A heartwarming trend this Chinese New Year (CNY) is a rise in family trips among mainland Chinese travellers, which augurs well for the industry.
According to ForwardKeys, the fastest-growing segment this CNY is family travel of up to four people, which has increased 18 per cent and accounts for more than half (51 per cent) of the overseas travel pie this CNY.
What caught my eye is that a new generation of Chinese professionals who are working in first-tier cities in China, such as Shanghai or Beijing, or in other countries outside China, are not returning home for the Spring Festival, which officially starts from January 27 to February 2 this year.
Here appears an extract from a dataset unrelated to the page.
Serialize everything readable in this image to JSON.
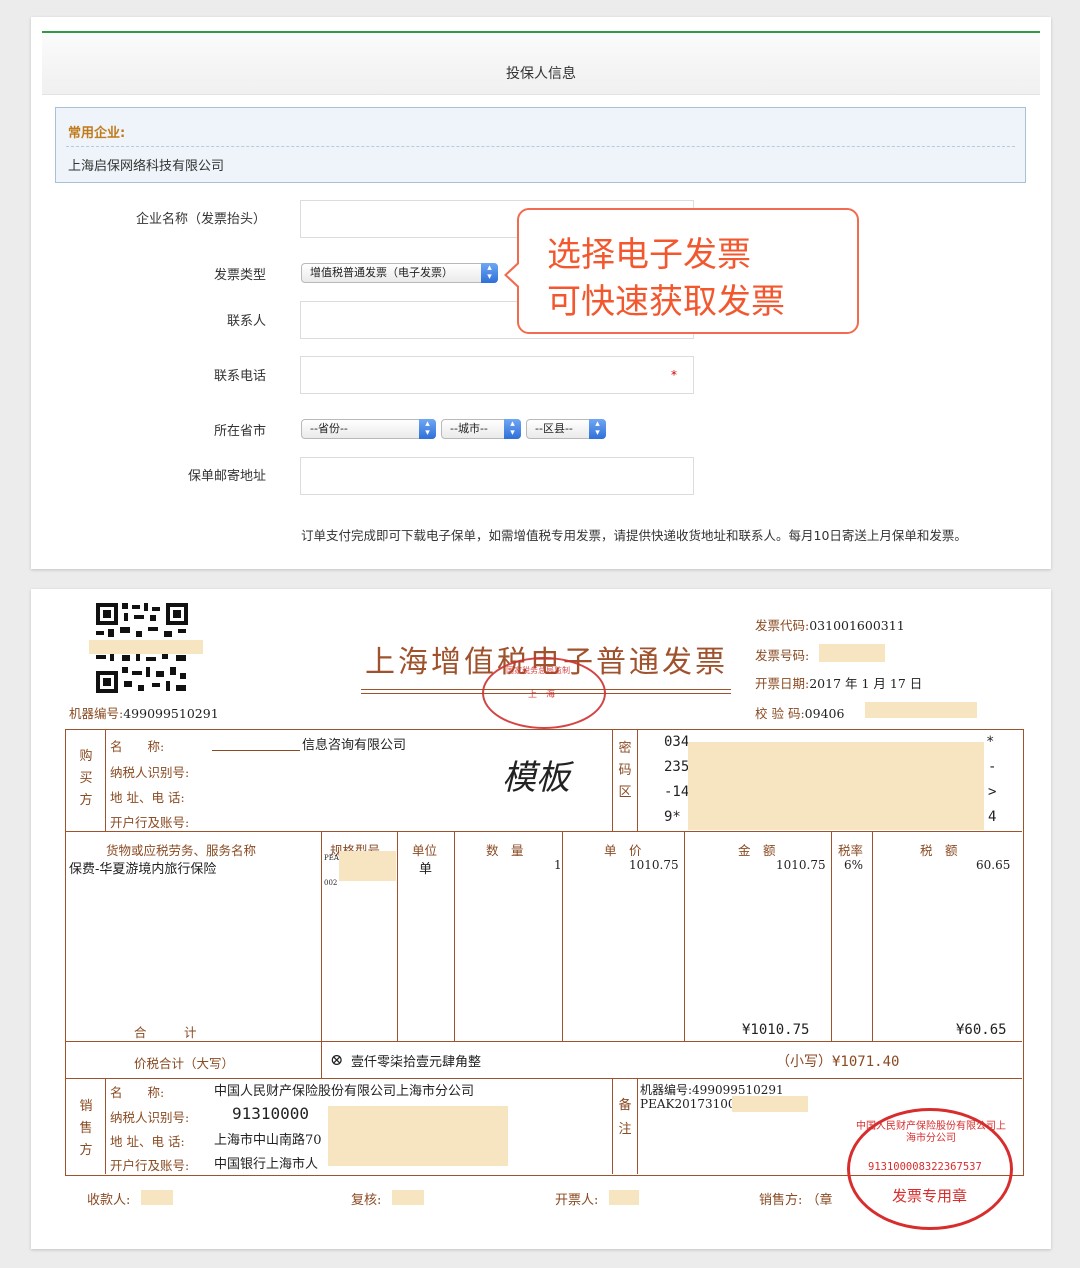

Instead, according to search engine Wego, they are flying their parents and extended family to the city they work in. The family then either stays put in the city for a holiday or travel to another destination for a vacation.
Several factors are helping to drive this trend. Chinese families are getting smaller. With one or two children now, compared with seven or more before, it is more feasible to get together in a different country.
The airline industry plays a huge role. There are new routes and improved connectivity. Seat capacity rose 370 per cent in January from China to Czech Republic, Spain 178 per cent, the UK 9.3 per cent and Russia eight per cent, according to ForwardKeys, which also notes that Europe is back in favour after a 7.4 per cent dip in 2016 most likely due to the string of terrorist attacks in several European cities. There are also more direct flights from second-tier Chinese cities to Asia, along with cheaper airfares. For instance, Hainan Airlines launched a direct flight from Changsha to Sydney last July with a promotional airfare of less than US$100. SilkAir launched a direct flight from Fuzhou to Singapore.
Asia has been receiving the largest chunk of CNY travellers and this year is no different. Ctrip’s top 10 overseas destinations this CNY are, with the exception of the US, Asian countries (Thailand, Japan, the US, Singapore, Australia, Malaysia, South Korea, Indonesia, the Philippines and Vietnam).
Visa relaxation is also helping Asian countries to expand their share of the CNY travel pie. Among examples, a 10-year visa, effective last November, allows mainland Chinese travellers multiple entries to the country. Cambodia grants Chinese a three-year multiple-entry business and tourist visa from last September. Malaysia introduced e-visa services for them last March.
All the stars seem aligned for this trend to grow further and industry members should be well-equipped to handle more family travel. Take a leaf from the cruise industry. It is building new ships or reconfiguring existing ones to cater to multi-generational travel by mainland Chinese guests, for instance having more inter-connecting rooms.
My team and I wish all our Chinese readers family unity and togetherness in this Year of the Rooster.
This article was first published in TTG Asia February 2017 issue. To read more, please view our digital edition or click here to subscribe.